Life Cycle of a Salmon, Science Game for Kids

This science game for children teaches you about the life cycle and characteristics of salmon. Salmon start their lives in shallow areas of streams or lakes. They migrate to the ocean as fish. They return to the stream or lake they were born to spawn and then die. The stream or lake is where their offspring spend their childhood, just like the parent.

There are many stages in the life cycle of salmon. They occur at different places. The life cycle begins when an adult salmon swims upstream to the ocean to reproduce. The nest is made using pebbles from the river's bottom. The female salmon builds a nest, and then lays between five and twelve hundred eggs. Only 20 of the 100 eggs that are viable fry will survive after the male fertilizes them. The eggs hatch after a brief period of incubation into small, premature fish called fry or parrs. These fish live in freshwater until the time when they are old enough to migrate to the sea. They then return to freshwater and lay their eggs once again. It all starts again. The eggs are laid by female salmon in redds on riverbeds.

Scientists are now better equipped to understand the life cycle and methods of investigating salmon. They are studying how climate change and habitat changes affect salmon migration using DNA analysis and stable radioactive isotopes. Salmon must be able to navigate the water flow and avoid predators in order to migrate. Scientists are trying to understand this amazing fish.

The parr stage is the first stage of the salmon's life cycle. These fish are able to hide from predators by having vertical bars on their bodies. Depending on the species, their growth period may last for months to years.

After reaching sexual maturity, adult salmon begin to re-acclimate to fresh water and return to their natal stream. They will travel through rugged rapids and leap over rocky waterfalls. They also need to avoid hooks, trawling, and hungry bears. They can move from saltwater into freshwater once they have reached sexual maturity to spawn.

Later, salmon smolts lose dark parr stripes as well as bright silver scales. They turn brighter at night and are silvery during the day. They move downstream to begin a new life in ocean waters. Before they reach the ocean, the smolts spend several years in freshwater streams or estuaries. They spend their entire lives eating seaweed and small organisms.

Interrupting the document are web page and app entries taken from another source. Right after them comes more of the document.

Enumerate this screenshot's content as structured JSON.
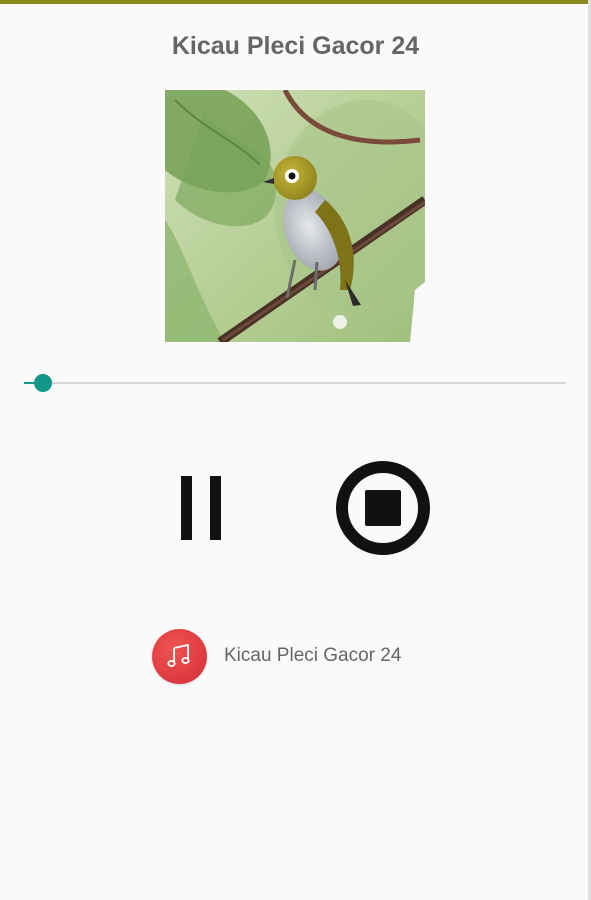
{
  "app": {
    "title": "Kicau Pleci Gacor 24"
  },
  "player": {
    "artwork_subject": "bird-on-branch-image",
    "progress_fraction": 0.035,
    "pause_icon": "pause-icon",
    "stop_icon": "stop-circle-icon"
  },
  "now_playing": {
    "icon": "music-note-icon",
    "track_title": "Kicau Pleci Gacor 24"
  },
  "colors": {
    "accent": "#129688",
    "top_bar": "#8a8a1e",
    "note_badge": "#e23c3c",
    "text_gray": "#666666",
    "control_black": "#111111"
  }
}
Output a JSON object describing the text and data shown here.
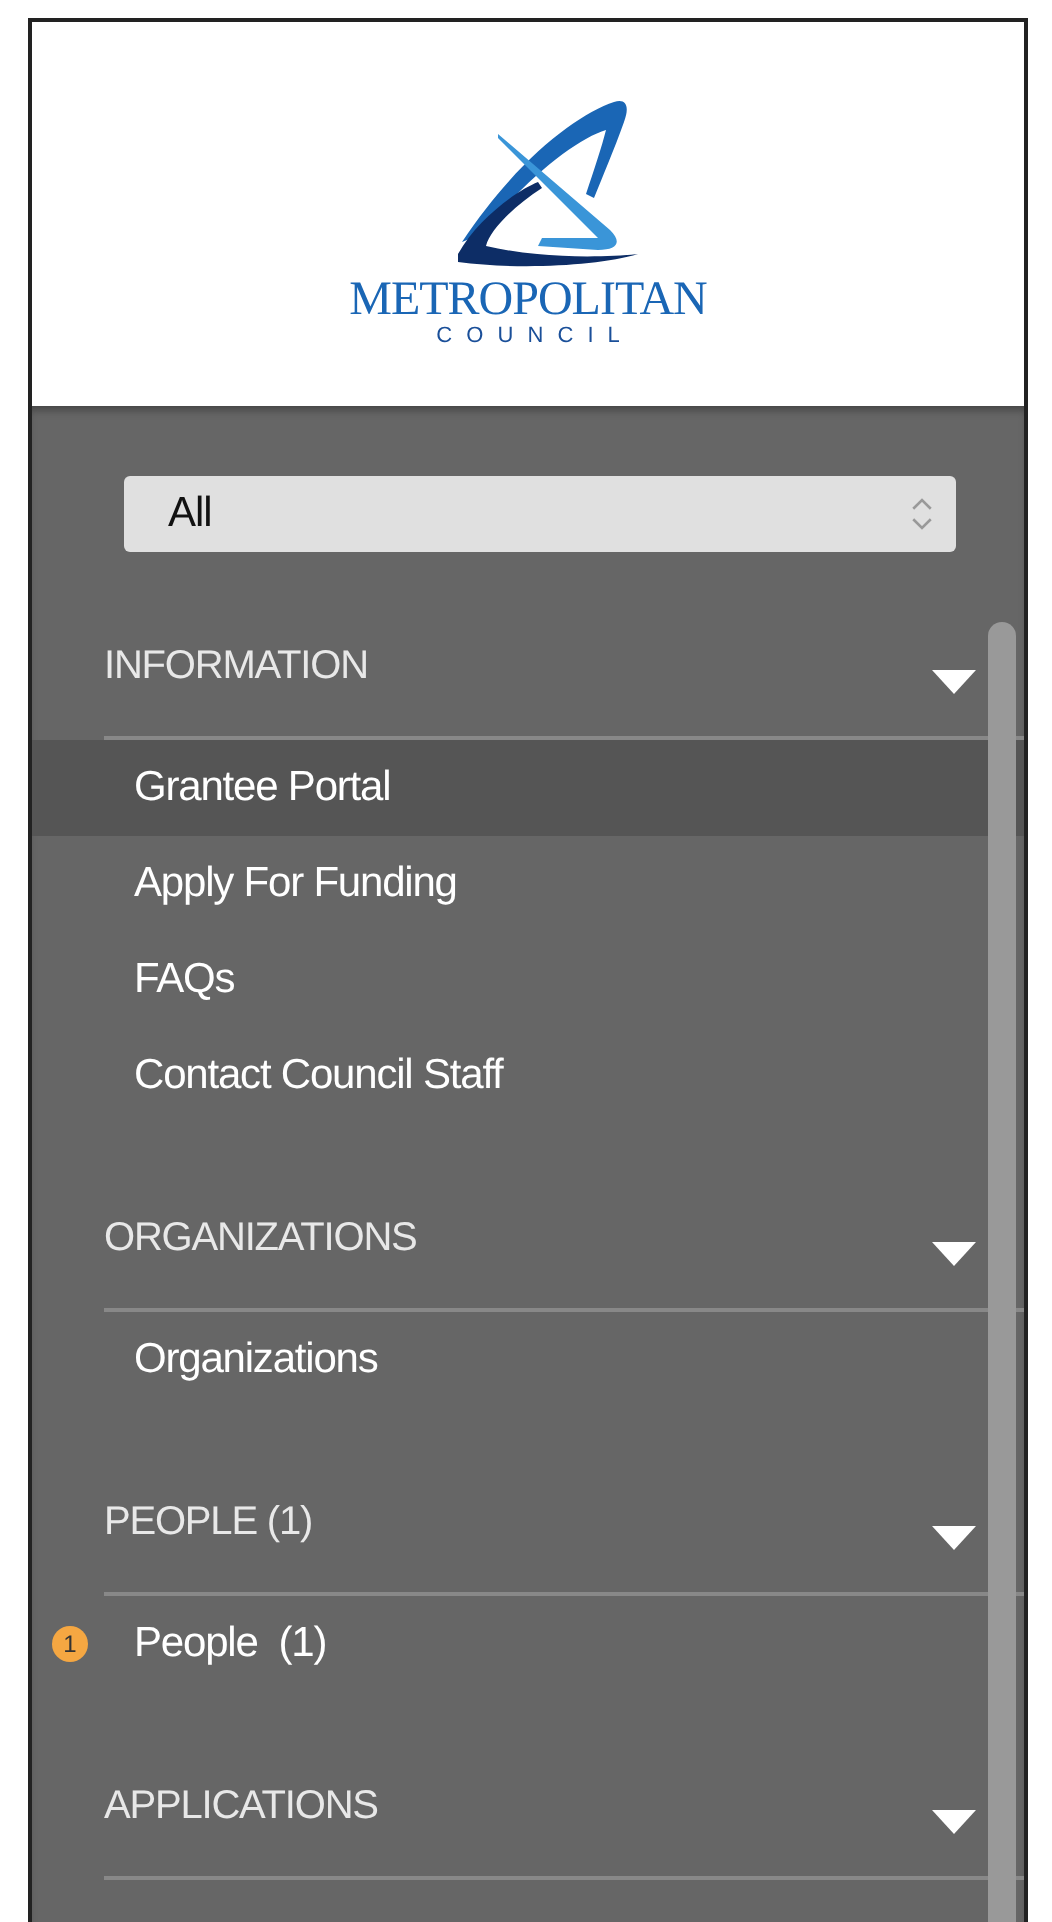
{
  "logo": {
    "name": "METROPOLITAN",
    "subtitle": "C O U N C I L"
  },
  "filter": {
    "value": "All"
  },
  "sections": [
    {
      "title": "INFORMATION",
      "items": [
        {
          "label": "Grantee Portal",
          "selected": true
        },
        {
          "label": "Apply For Funding",
          "selected": false
        },
        {
          "label": "FAQs",
          "selected": false
        },
        {
          "label": "Contact Council Staff",
          "selected": false
        }
      ]
    },
    {
      "title": "ORGANIZATIONS",
      "items": [
        {
          "label": "Organizations",
          "selected": false
        }
      ]
    },
    {
      "title": "PEOPLE (1)",
      "items": [
        {
          "label": "People  (1)",
          "selected": false,
          "badge": "1"
        }
      ]
    },
    {
      "title": "APPLICATIONS"
    }
  ]
}
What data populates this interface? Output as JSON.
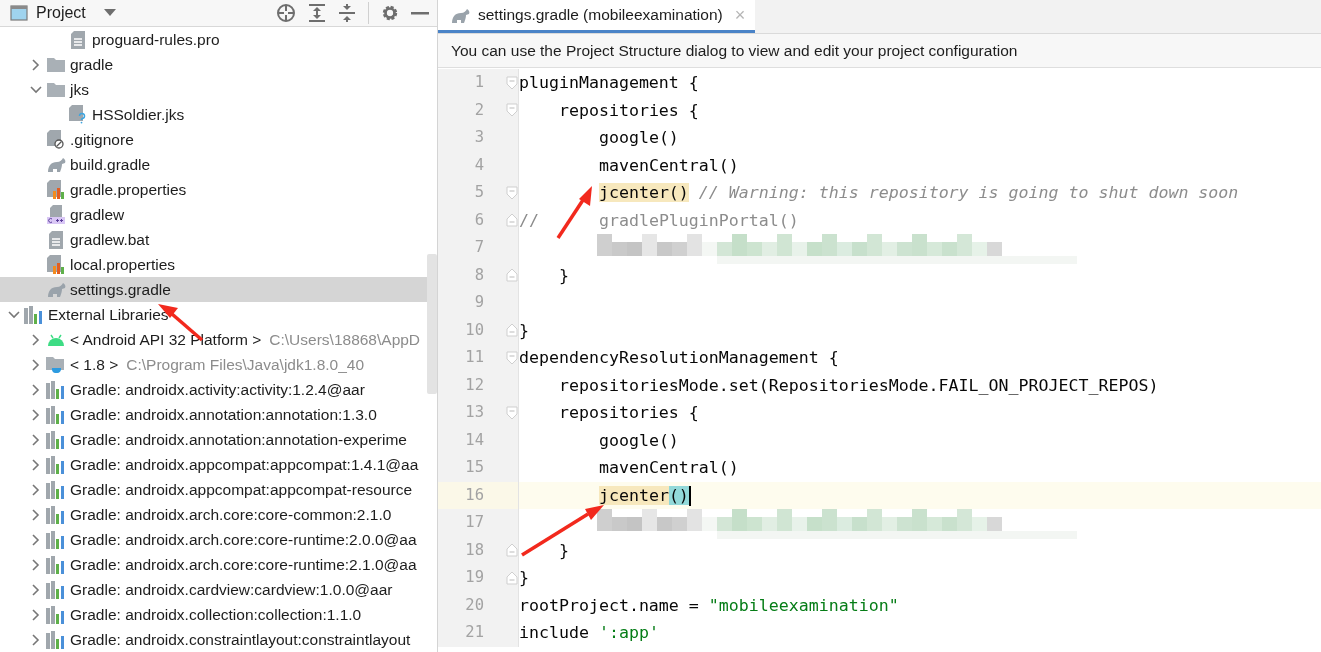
{
  "project_panel": {
    "title": "Project"
  },
  "tree": {
    "partial_branch": [
      {
        "label": "proguard-rules.pro",
        "kind": "text",
        "selected": false
      }
    ],
    "items": [
      {
        "label": "gradle",
        "kind": "folder",
        "expanded": false,
        "selected": false
      },
      {
        "label": "jks",
        "kind": "folder",
        "expanded": true,
        "selected": false,
        "children": [
          {
            "label": "HSSoldier.jks",
            "kind": "unknown",
            "selected": false
          }
        ]
      },
      {
        "label": ".gitignore",
        "kind": "ignore",
        "selected": false
      },
      {
        "label": "build.gradle",
        "kind": "gradle",
        "selected": false
      },
      {
        "label": "gradle.properties",
        "kind": "props",
        "selected": false
      },
      {
        "label": "gradlew",
        "kind": "cpp",
        "selected": false
      },
      {
        "label": "gradlew.bat",
        "kind": "text",
        "selected": false
      },
      {
        "label": "local.properties",
        "kind": "props",
        "selected": false
      },
      {
        "label": "settings.gradle",
        "kind": "gradle",
        "selected": true
      }
    ],
    "roots": [
      {
        "label": "External Libraries",
        "kind": "lib",
        "expanded": true,
        "selected": false,
        "children": [
          {
            "label": "< Android API 32 Platform >",
            "path": "C:\\Users\\18868\\AppD",
            "kind": "android",
            "expanded": false,
            "selected": false
          },
          {
            "label": "< 1.8 >",
            "path": "C:\\Program Files\\Java\\jdk1.8.0_40",
            "kind": "jdk",
            "expanded": false,
            "selected": false
          },
          {
            "label": "Gradle: androidx.activity:activity:1.2.4@aar",
            "kind": "lib",
            "expanded": false,
            "selected": false
          },
          {
            "label": "Gradle: androidx.annotation:annotation:1.3.0",
            "kind": "lib",
            "expanded": false,
            "selected": false
          },
          {
            "label": "Gradle: androidx.annotation:annotation-experime",
            "kind": "lib",
            "expanded": false,
            "selected": false
          },
          {
            "label": "Gradle: androidx.appcompat:appcompat:1.4.1@aa",
            "kind": "lib",
            "expanded": false,
            "selected": false
          },
          {
            "label": "Gradle: androidx.appcompat:appcompat-resource",
            "kind": "lib",
            "expanded": false,
            "selected": false
          },
          {
            "label": "Gradle: androidx.arch.core:core-common:2.1.0",
            "kind": "lib",
            "expanded": false,
            "selected": false
          },
          {
            "label": "Gradle: androidx.arch.core:core-runtime:2.0.0@aa",
            "kind": "lib",
            "expanded": false,
            "selected": false
          },
          {
            "label": "Gradle: androidx.arch.core:core-runtime:2.1.0@aa",
            "kind": "lib",
            "expanded": false,
            "selected": false
          },
          {
            "label": "Gradle: androidx.cardview:cardview:1.0.0@aar",
            "kind": "lib",
            "expanded": false,
            "selected": false
          },
          {
            "label": "Gradle: androidx.collection:collection:1.1.0",
            "kind": "lib",
            "expanded": false,
            "selected": false
          },
          {
            "label": "Gradle: androidx.constraintlayout:constraintlayout",
            "kind": "lib",
            "expanded": false,
            "selected": false
          }
        ]
      }
    ]
  },
  "editor": {
    "tab": {
      "title": "settings.gradle (mobileexamination)",
      "close": "×",
      "selected": true
    },
    "banner": "You can use the Project Structure dialog to view and edit your project configuration",
    "lines": [
      {
        "number": "1",
        "fold_start": true,
        "segments": [
          {
            "text": "pluginManagement {",
            "kind": "plain"
          }
        ]
      },
      {
        "number": "2",
        "fold_start": true,
        "segments": [
          {
            "text": "    repositories {",
            "kind": "plain"
          }
        ]
      },
      {
        "number": "3",
        "segments": [
          {
            "text": "        google()",
            "kind": "plain"
          }
        ]
      },
      {
        "number": "4",
        "segments": [
          {
            "text": "        mavenCentral()",
            "kind": "plain"
          }
        ]
      },
      {
        "number": "5",
        "fold_start": true,
        "segments": [
          {
            "text": "        jcenter()",
            "kind": "highlight"
          },
          {
            "text": " // Warning: this repository is going to shut down soon",
            "kind": "comment"
          }
        ]
      },
      {
        "number": "6",
        "fold_end": true,
        "segments": [
          {
            "text": "//",
            "kind": "muted"
          },
          {
            "text": "      gradlePluginPortal()",
            "kind": "muted"
          }
        ]
      },
      {
        "number": "7",
        "kind": "blurred"
      },
      {
        "number": "8",
        "fold_end": true,
        "segments": [
          {
            "text": "    }",
            "kind": "plain"
          }
        ]
      },
      {
        "number": "9"
      },
      {
        "number": "10",
        "fold_end": true,
        "segments": [
          {
            "text": "}",
            "kind": "plain"
          }
        ]
      },
      {
        "number": "11",
        "fold_start": true,
        "segments": [
          {
            "text": "dependencyResolutionManagement {",
            "kind": "plain"
          }
        ]
      },
      {
        "number": "12",
        "segments": [
          {
            "text": "    repositoriesMode.set(RepositoriesMode.FAIL_ON_PROJECT_REPOS)",
            "kind": "plain"
          }
        ]
      },
      {
        "number": "13",
        "fold_start": true,
        "segments": [
          {
            "text": "    repositories {",
            "kind": "plain"
          }
        ]
      },
      {
        "number": "14",
        "segments": [
          {
            "text": "        google()",
            "kind": "plain"
          }
        ]
      },
      {
        "number": "15",
        "segments": [
          {
            "text": "        mavenCentral()",
            "kind": "plain"
          }
        ]
      },
      {
        "number": "16",
        "current": true,
        "caret": true,
        "segments": [
          {
            "text": "        jcenter",
            "kind": "highlight"
          },
          {
            "text": "()",
            "kind": "match"
          }
        ]
      },
      {
        "number": "17",
        "kind": "blurred"
      },
      {
        "number": "18",
        "fold_end": true,
        "segments": [
          {
            "text": "    }",
            "kind": "plain"
          }
        ]
      },
      {
        "number": "19",
        "fold_end": true,
        "segments": [
          {
            "text": "}",
            "kind": "plain"
          }
        ]
      },
      {
        "number": "20",
        "segments": [
          {
            "text": "rootProject.name = ",
            "kind": "plain"
          },
          {
            "text": "\"mobileexamination\"",
            "kind": "string"
          }
        ]
      },
      {
        "number": "21",
        "segments": [
          {
            "text": "include ",
            "kind": "plain"
          },
          {
            "text": "':app'",
            "kind": "string"
          }
        ]
      }
    ]
  }
}
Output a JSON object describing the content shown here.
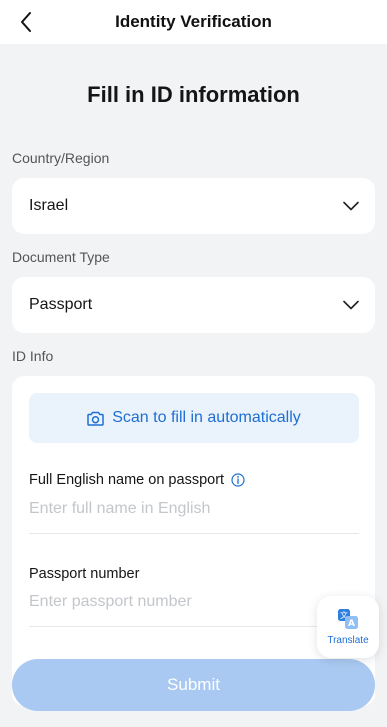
{
  "header": {
    "title": "Identity Verification",
    "back_icon": "chevron-left-icon"
  },
  "main": {
    "page_title": "Fill in ID information",
    "country": {
      "label": "Country/Region",
      "value": "Israel"
    },
    "document_type": {
      "label": "Document Type",
      "value": "Passport"
    },
    "id_info": {
      "label": "ID Info",
      "scan_button": {
        "label": "Scan to fill in automatically",
        "icon": "camera-icon"
      },
      "full_name": {
        "label": "Full English name on passport",
        "placeholder": "Enter full name in English",
        "value": "",
        "info_icon": "info-icon"
      },
      "passport_number": {
        "label": "Passport number",
        "placeholder": "Enter passport number",
        "value": ""
      }
    },
    "submit_label": "Submit"
  },
  "floating": {
    "translate_label": "Translate",
    "icon": "translate-icon"
  },
  "colors": {
    "accent": "#1d6fd1",
    "submit_disabled": "#a9c9f2",
    "scan_bg": "#eaf2fc",
    "background": "#f2f3f5"
  }
}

An adult salmon spends between three and seven years in the ocean, before returning to spawn. A salmon's journey to adulthood is not easy. Only 2 percent of salmon make it to adulthood. Salmon encounter many natural predators along their journey. These obstacles include pollution, habitat management problems, and rive blockages.